Nitro Porter

Data migrations for communities

View the Project on GitHub linc/nitro-porter

Developer Guide

Nitro Porter works in this order:

  1. The Source package translates the data to the intermediary “porter format” (roughly analagous to Vanilla’s database schema). These are new database tables with the prefix PORT_.
  2. The Target package translates the data to the final platform format. These can be existing tables from an installation, or it will create them new using the information provided.
  3. If a Postscript file with the same name as the Target exists, it runs last. This is for doing colcultions that require the data to have been fully transferred already, for example generating data that wasn’t ever in the Source.

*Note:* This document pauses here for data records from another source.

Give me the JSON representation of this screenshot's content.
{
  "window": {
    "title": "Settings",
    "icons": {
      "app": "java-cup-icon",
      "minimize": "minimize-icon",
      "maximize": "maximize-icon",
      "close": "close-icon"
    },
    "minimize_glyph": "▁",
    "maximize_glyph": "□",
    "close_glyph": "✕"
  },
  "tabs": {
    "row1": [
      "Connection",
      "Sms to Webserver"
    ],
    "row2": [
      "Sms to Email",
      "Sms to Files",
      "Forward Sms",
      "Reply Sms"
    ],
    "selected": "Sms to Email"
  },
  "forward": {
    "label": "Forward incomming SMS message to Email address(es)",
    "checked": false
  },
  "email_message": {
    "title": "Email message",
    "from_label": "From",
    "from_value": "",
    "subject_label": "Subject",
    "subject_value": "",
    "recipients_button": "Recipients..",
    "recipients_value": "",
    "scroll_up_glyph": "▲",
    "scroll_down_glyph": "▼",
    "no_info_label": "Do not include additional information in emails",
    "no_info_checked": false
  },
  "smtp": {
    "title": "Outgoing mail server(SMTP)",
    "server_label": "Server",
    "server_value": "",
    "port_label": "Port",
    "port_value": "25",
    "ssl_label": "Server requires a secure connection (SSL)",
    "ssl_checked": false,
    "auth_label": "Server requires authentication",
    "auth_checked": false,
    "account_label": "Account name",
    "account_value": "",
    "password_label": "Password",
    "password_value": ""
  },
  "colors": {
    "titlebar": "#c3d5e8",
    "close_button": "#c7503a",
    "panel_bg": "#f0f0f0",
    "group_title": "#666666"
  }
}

The ExportModel is a utility class that gets passed between every step in the process. It’s abbreviated as $ex throughout the code.

Use its comment() method for logging. Open porter.log in your favorite log reader for realtime feedback.

Add a new Source

New sources will be automatically detected at runtime and added as options.

  1. Copy and rename src/Source/Example.php.
  2. Edit the SUPPORTED data array, following the inline comments.
  3. The basic types of data are stubbed out, one per method. Follow the inline docs.

Source packages are invoked by their run() method. It must call any methods you add in the order you want.

Maps and filters

Use a $map array to directly translate a column name in one database to another. Need the data transformed? You can use a function. Pass an array like ['Column' => 'Name', 'Filter' => 'HTMLDecoder'] and the Name column’s value will be passed to the function HTMLDecoder() (along with the rest of the data in the row) for manipulation and the return value will be stored instead of the original. Use the src/Functions/filter.php for adding new filters.

Using export()

The ExportModel::export() call is what does the data transfer. The $query parameter must at least select all the columns in the $map array for it to work. Use the table prefix :_ for it to be dynamically replaced per the user’s input.

Requiring tables and columns

You can use the $sourceTables property to require certain tables and columns in the source database, but it’s optional.

Add a new Target

  1. Copy and rename src/Target/Example.php.
  2. Edit the SUPPORTED data array, following the inline comments.
  3. The basic types of data are stubbed out, one per method. Follow the inline docs.

Target packages first have their validate() method called, then their run() method.

To confirm an optional data type exists before importing it, use targetExists() on the ExportModel.

Using import()

The import() method works a bit more cleanly than the export() method. It takes a map array, but also accepts a built SQL statement rather than a query string. It requires defining the target database table structure, and separates filters into their own array for clarity. Use $ex->dbImport() to build the SQL statement.

If a column isn’t present in the structure passed to import(), it will be ignored entirely.

Using a Postscript

Simply add a new PHP class to the src/Postscript folder with the same name as the Target and a method named run(). It will automatically run after the import. Its storage property will get set with the database connection automatically.

Working with database connections

Nitro Porter use’s the Laravel Illuminate database driver. Refer to its documentation for help.

While Nitro Porter reuses an existing database connection wherever possible, it defaults to using an unbuffered query for speed, and it will often be advisable to use the driver’s cursor() method to stream the results.

You need a second, separate database connection to do other queries while unbuffered results are streaming. The streaming connection is effectively mid-query. While this rarely comes up in Source packages since they are simply dumping information and the Target package usually abstracts away much of this work, it can get tricky when complex Postscript operations are necessary. Refer to the Flarum Postscript for examples.